The Sleepy Portfolio had another stellar year posting total returns of 14.7%. The big winners were emerging markets (up 22.7%) followed by Canadian REITs, US small-cap, Canadian large-cap, EAFE equities, US large-cap, US mid-cap and Canadian small-cap. Just like in 2005, there were no asset classes that ended the year in the negative column. Even Canadian bonds, which lost 1% in value posted total positive returns.

As I noted in my previous post, our personal portfolios returned 9.5% over the year, dragged down by losses in Loblaws (TSX: L, down 10%), CGI Group (TSX: GIB.A, down 9%), EPCOR Power (TSX: EP.UN, down 7.5%) and a few other small-cap names.

[Table showing value of Sleepy Portfolio at the end of 2006]

This article has 9 comments

  1. Canadian Capitalist

    FT: Most of it is in our RRSPs but we also have some in RESPs, taxable portfolios, ESPPs, Stock Options etc.

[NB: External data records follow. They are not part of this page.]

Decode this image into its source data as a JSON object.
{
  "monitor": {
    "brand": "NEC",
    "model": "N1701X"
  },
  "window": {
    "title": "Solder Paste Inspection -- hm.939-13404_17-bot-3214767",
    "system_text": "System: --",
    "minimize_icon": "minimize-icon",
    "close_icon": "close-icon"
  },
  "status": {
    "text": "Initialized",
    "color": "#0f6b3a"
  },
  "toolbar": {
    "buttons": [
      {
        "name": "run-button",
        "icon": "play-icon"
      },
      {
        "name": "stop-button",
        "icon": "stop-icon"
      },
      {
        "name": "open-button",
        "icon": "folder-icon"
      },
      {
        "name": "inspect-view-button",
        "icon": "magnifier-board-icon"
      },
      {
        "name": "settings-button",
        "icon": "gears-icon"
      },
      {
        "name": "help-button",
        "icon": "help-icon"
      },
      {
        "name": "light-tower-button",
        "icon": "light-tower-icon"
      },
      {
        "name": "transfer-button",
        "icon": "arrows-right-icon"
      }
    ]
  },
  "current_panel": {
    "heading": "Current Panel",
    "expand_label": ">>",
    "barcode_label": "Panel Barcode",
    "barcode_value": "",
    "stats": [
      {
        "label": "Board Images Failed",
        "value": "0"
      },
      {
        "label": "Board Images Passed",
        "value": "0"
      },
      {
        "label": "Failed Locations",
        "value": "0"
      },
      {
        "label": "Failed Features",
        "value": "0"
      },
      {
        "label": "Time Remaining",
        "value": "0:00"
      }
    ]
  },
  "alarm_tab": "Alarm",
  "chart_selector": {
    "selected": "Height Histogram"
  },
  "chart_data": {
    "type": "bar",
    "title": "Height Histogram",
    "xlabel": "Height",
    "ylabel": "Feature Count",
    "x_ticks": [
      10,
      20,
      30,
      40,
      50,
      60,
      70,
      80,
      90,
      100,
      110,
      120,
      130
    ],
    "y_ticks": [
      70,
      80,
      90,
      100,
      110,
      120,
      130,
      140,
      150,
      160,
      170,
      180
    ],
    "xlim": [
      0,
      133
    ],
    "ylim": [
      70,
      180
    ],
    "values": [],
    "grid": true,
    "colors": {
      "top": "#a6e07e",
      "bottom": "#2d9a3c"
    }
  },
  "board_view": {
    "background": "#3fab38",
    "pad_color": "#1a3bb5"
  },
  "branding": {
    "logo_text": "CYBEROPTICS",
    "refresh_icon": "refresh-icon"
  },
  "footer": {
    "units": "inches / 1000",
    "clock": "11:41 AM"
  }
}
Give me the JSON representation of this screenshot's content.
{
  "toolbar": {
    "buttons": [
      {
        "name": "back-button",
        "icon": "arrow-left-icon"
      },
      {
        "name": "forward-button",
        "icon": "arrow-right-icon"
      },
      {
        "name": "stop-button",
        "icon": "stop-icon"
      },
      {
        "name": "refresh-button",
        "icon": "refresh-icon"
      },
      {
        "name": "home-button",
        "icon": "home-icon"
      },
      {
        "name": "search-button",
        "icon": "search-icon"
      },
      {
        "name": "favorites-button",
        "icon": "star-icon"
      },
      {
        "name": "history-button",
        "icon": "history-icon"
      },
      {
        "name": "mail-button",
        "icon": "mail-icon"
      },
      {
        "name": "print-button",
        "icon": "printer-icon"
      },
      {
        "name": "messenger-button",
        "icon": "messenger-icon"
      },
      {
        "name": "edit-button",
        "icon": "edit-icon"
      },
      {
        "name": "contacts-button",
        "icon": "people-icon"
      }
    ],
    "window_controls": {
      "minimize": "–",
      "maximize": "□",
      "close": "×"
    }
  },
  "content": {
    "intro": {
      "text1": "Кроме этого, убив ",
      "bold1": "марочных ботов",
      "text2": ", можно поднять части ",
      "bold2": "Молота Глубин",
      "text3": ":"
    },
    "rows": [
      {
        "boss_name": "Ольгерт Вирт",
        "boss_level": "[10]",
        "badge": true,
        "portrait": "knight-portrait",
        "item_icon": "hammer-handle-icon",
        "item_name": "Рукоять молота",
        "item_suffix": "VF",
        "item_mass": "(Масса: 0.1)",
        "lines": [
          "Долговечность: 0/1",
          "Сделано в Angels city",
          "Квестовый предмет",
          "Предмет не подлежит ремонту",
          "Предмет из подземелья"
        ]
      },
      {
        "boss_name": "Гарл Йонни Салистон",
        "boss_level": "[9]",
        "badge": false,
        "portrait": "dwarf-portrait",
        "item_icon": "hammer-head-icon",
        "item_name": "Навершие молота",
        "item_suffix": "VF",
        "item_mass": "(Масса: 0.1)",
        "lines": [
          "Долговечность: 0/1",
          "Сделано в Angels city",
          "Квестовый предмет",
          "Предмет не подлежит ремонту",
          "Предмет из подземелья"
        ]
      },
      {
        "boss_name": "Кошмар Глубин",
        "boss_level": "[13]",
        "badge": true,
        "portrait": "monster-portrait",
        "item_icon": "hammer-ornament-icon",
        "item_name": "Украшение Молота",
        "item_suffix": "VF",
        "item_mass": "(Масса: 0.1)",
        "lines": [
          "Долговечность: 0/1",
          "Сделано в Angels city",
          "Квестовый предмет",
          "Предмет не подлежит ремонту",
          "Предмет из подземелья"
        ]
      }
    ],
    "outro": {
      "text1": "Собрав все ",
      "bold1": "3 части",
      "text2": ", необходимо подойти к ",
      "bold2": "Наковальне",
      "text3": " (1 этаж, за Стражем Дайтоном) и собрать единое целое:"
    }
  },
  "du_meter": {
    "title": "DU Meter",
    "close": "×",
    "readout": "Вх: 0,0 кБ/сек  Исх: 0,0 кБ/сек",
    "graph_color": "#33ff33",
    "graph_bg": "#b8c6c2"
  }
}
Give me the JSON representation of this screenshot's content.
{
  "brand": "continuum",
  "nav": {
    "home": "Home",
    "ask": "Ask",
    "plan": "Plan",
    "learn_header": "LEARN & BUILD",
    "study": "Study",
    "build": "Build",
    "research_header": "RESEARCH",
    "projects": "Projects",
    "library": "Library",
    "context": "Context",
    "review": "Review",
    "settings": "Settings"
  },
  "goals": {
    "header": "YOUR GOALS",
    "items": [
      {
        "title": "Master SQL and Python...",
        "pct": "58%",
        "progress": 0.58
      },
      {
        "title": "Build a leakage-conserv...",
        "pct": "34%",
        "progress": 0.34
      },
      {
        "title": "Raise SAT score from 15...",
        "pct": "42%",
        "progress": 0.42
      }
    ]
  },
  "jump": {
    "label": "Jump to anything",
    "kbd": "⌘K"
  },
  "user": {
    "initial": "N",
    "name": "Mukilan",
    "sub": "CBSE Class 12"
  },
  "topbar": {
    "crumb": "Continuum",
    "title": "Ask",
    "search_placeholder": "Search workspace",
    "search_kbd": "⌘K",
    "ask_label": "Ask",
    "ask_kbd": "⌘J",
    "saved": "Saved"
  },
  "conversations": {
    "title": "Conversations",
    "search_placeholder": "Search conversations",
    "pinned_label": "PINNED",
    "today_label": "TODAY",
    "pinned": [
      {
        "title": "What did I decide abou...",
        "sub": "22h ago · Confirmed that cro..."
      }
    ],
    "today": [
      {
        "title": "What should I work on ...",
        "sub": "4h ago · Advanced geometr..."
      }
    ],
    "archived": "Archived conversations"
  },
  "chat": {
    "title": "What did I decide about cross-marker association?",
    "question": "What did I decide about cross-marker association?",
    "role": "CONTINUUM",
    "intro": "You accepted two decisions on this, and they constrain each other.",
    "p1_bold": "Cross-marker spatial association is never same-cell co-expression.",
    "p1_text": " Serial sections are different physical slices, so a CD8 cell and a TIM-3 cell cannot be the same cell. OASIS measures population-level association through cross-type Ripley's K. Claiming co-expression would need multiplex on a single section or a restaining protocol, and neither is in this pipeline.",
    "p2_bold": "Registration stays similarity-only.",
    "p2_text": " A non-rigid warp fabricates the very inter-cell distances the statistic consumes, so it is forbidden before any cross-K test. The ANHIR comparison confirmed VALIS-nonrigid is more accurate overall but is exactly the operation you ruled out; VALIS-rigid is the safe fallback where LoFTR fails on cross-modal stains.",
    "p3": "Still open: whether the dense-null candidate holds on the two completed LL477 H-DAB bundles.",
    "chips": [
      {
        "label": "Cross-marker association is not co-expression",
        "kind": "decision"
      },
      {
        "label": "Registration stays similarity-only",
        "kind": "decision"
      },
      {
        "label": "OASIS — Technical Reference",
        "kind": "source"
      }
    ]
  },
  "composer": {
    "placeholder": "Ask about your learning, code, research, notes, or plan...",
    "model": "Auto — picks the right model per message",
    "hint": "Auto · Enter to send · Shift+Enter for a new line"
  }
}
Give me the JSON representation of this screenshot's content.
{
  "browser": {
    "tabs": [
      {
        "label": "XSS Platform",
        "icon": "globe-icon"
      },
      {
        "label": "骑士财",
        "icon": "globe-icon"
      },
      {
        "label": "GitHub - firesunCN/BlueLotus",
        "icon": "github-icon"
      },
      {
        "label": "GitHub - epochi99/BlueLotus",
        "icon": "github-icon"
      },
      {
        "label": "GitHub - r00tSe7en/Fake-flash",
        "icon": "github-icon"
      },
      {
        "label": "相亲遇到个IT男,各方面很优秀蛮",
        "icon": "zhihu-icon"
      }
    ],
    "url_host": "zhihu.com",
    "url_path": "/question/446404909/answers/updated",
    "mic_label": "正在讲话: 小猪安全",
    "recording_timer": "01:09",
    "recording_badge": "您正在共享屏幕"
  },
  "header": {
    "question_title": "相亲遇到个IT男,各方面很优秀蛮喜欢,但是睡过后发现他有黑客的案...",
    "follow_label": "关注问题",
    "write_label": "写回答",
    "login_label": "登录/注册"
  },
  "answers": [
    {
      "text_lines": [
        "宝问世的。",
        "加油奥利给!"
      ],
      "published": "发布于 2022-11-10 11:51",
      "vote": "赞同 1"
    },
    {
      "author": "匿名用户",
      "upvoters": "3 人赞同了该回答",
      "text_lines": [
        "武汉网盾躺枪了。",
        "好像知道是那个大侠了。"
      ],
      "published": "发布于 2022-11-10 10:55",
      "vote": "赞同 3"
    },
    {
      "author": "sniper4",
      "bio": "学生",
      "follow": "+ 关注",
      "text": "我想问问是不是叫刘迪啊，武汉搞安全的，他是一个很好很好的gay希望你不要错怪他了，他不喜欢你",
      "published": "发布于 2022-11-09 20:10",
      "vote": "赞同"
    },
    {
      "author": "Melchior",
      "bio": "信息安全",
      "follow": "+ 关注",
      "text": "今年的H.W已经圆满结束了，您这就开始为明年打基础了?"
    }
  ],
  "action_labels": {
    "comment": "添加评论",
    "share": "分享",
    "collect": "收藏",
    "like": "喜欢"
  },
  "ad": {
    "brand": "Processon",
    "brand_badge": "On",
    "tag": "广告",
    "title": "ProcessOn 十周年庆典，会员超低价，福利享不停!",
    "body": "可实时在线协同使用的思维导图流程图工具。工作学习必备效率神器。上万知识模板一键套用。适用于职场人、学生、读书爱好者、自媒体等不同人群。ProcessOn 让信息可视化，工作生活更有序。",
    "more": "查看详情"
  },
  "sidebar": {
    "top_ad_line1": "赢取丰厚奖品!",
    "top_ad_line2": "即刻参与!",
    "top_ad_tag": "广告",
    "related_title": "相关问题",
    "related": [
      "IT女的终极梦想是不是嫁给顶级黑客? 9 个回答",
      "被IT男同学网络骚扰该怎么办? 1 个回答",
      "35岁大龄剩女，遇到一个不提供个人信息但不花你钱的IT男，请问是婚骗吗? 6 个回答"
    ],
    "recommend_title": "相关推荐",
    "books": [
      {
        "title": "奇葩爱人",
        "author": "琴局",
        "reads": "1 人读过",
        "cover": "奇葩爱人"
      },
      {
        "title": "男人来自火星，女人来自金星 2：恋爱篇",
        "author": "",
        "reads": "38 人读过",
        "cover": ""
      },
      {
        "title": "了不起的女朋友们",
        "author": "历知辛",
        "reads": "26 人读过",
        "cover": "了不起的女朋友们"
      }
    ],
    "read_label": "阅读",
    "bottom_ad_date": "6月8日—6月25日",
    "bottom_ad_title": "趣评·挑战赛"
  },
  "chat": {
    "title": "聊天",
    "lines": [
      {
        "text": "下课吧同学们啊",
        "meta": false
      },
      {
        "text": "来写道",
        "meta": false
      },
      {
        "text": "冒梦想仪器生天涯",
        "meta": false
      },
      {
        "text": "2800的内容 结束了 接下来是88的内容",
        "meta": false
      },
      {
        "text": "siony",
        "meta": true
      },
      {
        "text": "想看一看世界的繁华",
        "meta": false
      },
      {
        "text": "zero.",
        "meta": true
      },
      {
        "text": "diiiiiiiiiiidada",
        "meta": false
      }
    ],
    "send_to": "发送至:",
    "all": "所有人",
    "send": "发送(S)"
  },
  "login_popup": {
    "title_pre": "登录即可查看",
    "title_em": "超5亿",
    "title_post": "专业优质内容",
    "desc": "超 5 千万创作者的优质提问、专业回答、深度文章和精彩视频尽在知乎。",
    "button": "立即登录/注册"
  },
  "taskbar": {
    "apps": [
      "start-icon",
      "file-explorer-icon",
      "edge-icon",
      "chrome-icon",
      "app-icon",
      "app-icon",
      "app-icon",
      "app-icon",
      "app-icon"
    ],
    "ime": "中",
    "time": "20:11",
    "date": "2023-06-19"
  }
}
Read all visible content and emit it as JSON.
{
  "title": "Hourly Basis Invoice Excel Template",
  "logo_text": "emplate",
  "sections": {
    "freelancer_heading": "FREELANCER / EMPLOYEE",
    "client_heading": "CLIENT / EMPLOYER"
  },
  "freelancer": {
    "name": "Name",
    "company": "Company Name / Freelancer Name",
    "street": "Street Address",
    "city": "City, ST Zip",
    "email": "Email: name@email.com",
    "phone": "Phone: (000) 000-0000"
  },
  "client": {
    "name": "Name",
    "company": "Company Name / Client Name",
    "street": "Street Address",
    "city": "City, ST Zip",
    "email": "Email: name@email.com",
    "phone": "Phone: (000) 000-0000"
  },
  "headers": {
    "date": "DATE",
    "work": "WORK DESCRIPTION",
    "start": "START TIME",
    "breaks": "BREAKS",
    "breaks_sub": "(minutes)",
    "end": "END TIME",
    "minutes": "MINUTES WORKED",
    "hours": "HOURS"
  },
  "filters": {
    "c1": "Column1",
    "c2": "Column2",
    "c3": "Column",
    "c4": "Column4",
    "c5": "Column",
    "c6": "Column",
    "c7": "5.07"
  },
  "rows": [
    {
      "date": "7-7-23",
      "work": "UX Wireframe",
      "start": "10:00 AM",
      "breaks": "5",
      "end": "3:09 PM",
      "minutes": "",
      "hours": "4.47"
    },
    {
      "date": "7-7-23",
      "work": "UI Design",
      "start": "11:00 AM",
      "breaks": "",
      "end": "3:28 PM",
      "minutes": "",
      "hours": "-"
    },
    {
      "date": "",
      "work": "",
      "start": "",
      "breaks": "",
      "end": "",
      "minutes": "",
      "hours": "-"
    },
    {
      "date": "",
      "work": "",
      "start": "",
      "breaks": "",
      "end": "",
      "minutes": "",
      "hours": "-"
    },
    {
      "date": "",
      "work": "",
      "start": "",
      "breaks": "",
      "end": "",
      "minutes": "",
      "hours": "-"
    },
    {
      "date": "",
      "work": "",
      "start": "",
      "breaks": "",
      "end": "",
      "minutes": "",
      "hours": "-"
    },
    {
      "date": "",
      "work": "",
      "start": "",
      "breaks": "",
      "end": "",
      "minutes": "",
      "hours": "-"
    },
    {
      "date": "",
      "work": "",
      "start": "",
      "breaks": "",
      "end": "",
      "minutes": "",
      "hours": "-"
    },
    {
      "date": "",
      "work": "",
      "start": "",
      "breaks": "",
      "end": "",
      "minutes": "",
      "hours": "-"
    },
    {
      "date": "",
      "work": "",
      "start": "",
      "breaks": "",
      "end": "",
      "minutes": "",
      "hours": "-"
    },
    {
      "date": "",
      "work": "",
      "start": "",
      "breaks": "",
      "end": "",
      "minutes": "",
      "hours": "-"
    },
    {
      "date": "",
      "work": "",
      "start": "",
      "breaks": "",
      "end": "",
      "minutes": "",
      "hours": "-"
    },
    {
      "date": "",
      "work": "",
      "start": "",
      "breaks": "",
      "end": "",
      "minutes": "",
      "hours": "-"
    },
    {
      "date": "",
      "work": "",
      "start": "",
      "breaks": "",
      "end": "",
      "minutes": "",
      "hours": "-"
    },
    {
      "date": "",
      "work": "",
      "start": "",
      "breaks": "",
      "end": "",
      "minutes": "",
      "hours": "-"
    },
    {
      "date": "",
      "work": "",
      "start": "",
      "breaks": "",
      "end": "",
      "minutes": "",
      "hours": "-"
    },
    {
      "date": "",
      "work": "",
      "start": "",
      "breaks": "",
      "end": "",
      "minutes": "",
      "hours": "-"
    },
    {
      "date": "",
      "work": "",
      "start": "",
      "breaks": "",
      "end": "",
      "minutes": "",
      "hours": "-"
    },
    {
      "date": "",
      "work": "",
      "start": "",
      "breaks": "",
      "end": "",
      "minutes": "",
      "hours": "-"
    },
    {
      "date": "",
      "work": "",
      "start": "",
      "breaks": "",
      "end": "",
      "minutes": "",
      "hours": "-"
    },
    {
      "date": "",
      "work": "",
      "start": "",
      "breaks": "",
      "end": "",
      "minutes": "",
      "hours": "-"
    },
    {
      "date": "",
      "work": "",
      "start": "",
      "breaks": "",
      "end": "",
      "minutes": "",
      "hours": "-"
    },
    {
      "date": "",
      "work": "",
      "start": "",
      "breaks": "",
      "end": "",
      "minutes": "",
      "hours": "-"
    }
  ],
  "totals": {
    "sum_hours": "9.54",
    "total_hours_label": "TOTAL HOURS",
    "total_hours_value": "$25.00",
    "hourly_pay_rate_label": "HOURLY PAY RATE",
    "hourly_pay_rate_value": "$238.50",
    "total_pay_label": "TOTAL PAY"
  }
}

  2. I notice that you have XIN in your Sleepy portfolio but talk about buying EFA (the US equivalent) in a recent post. What are your thoughts about buying XIN vs. EFA especially in the case of an RSP where the dividend payment method for XIN (capital adjustment) does you no good?

    I’d like to know as I’m considering selling my XIN RSP holdings and buying EFA instead.

  3. Canadian Capitalist

    O: The Sleepy Portfolio was constructed before the foreign content restrictions were removed. I’m still keeping XIN instead of EFA to keep things simple.

    Are you sure that XIN still makes a capital adjustment instead of a dividend payment? I ask because XIN now just holds the EFA with currency hedging thrown in, so you should get cash dividends.

    I’ve made a number of posts on this topic which you can search for in the main page by typing “xin”.

  4. Pingback: Investing Intelligently

  5. What portfolio composition for 2007? Any thoughts on XBB vs XSB?

  6. Canadian Capitalist

    Pat: The portfolio composition will remain the same, partly because I don’t think anyone can accurately predict which asset classes will do well. XBB is a medium term bond fund compared to the short-term XSB and as such should yield a bit more in normal circumstances.

  7. Pingback: Investing Intelligently » Blog Archive » Sleepy Passive Index ETF up 14.7% in 2006

  8. Pingback: Sleepy Portfolio: Low-Cost, Low-Maintenance, Tax-Efficient, ETF Portfolio | Canadian Capitalist